It’s all about balance and knowing your limits. Avoiding public spaces during the first week, as this is the time we can expect that our immune systems are most affected (drop in white blood cells). But again, I don’t want to say much here because it depends on each individual, but regardless of strength in yourself, remember that the body is undergoing changes underneath; some of these can be felt while others may not. This goes with the previous point, and keep taking your medicines even if you don’t feel bad. These either help to calm down the effects of chemotherapy or protect the body against more severe side-effects, such as declining level of white blood cells, which can cause neutropenia (a condition when white blood cells fall below the normal range). Your doctor may prescribe granulocyte-colony stimulating factors (GCSF; I take Filgrastrim), which are injections to help the bone marrow produce more white blood cells. If red blood cells are the concern, from haemoglobin measurements, these injections are called erythropoiesis simulating agents (or ESAs). I haven’t had the latter yet, but the GCSF give me bone pain, especially the pelvic area, where the bone marrow is. Be careful when taking painkillers to alleviate the pain as these can mask the onset of fever. However, these injections can also cause body temperature to increase (based on my own observations and reading of possible side-effects because of the mechanism of action), so it is important to also expect the body to respond to these medicines, as inflammation is also a possible side-effect. A temperature is okay and not to be a worry when the body is under stress, but be mindful that constant increase in temperature (about 37.5 C) is something to report immediately to your health team. Basically, anything that doesn’t feel right should be reported; my intention here however is to outline that there are somethings that are happening that may cause sudden changes in your vital signs, but may not immediately be a cause for concern. It is therefore important to follow your symptoms and learn from them during each cycle.
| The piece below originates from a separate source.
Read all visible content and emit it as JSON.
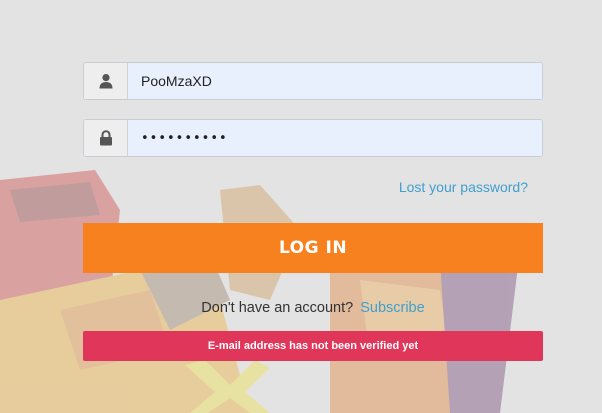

Living with cancer is something new to me, that is despite all that I have gone through, which includes renal failure, a renal transplant, some smaller surgeries along the way, and first line treatment with immunotherapy. I have several more things to track along my cancer treatment, and have to rely on my own understanding of my body, the feedback I receive from my clinical team and what I learn from others. But at the end, it is about me, it is about us, and what we want to accomplish. It’s about feeling healthy each day, and trying our best to see things in a different view, trying to be happy and leading a life that others to also be part of. I recently lost a good friend to cancer, I met him at the hospital when I was very ill before my cancer diagnosis, and we had a talked about staying strong at each phase of the way. And what I learnt is that cancer is just another part of us. It’s as unique as our own body and mind; and the body may tell us that it is damaged or that is hurts, but the mind that keep us going strong. Cancer care is more mindcare than it is healthcare. And it’s also about respect and understanding of the body. Cancer is as much of life as anything that we do in our lives. It grows with us. It’s part of what forms us. And with treatment and a good outlook in ourselves to get better, it’s at least a chance to live with it. I would like to end this on a more positive note, but with the vast number of people living with cancer and their experience with it being so vast, I do not want to generalise a response to this. I would just say that nothing in essence changes about us, we might all just be a bit more appreciative of life.
Edited on March 13, 2021 7:30 PM BST: Formatting and section reordering.